Copy out each line below that has the word "such" in it.

• **Data supplied**
----

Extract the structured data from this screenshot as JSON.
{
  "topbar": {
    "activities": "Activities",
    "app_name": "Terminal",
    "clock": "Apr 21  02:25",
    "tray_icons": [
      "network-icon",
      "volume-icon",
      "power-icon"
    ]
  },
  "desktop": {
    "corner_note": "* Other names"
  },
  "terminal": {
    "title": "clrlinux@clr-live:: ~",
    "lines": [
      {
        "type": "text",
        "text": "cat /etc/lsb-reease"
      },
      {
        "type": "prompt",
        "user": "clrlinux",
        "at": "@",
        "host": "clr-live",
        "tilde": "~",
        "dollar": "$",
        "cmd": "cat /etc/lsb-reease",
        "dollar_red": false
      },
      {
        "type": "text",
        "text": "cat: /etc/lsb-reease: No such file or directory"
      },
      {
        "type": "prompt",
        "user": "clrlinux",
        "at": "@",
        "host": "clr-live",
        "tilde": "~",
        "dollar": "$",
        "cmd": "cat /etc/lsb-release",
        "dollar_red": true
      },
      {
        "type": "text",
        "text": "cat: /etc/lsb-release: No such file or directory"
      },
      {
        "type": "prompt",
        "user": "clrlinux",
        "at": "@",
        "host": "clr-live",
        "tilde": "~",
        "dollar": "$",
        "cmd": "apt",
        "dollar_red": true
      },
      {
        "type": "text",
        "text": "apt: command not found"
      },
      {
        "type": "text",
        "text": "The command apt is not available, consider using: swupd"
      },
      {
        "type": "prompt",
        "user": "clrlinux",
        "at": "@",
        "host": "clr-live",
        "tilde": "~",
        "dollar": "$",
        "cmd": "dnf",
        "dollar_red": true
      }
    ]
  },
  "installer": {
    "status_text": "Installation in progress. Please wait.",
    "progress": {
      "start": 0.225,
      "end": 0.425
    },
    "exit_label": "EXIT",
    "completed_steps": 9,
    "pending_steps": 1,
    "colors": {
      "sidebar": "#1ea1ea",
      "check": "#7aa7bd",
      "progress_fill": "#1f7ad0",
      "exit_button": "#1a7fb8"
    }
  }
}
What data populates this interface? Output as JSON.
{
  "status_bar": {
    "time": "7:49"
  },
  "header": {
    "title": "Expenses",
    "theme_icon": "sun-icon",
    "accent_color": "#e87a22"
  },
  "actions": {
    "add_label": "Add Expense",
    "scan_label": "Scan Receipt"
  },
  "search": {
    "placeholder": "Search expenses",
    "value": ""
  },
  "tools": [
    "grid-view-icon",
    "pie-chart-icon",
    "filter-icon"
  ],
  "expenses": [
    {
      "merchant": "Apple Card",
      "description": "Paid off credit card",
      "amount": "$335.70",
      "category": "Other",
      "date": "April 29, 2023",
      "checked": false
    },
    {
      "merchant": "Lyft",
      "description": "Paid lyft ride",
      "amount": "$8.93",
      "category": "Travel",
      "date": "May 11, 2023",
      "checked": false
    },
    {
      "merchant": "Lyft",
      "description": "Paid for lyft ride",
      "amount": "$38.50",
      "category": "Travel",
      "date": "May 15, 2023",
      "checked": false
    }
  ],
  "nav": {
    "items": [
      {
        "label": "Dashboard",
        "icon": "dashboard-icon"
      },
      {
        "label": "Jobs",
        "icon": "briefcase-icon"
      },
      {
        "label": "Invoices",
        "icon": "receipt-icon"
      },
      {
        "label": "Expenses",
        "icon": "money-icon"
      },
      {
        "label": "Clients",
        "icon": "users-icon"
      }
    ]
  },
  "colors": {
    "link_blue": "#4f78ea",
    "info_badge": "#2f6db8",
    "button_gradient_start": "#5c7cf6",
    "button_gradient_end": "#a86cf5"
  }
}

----

• **Problem solution**
        "text": "cat: /etc/lsb-reease: No such file or directory"
        "text": "cat: /etc/lsb-release: No such file or directory"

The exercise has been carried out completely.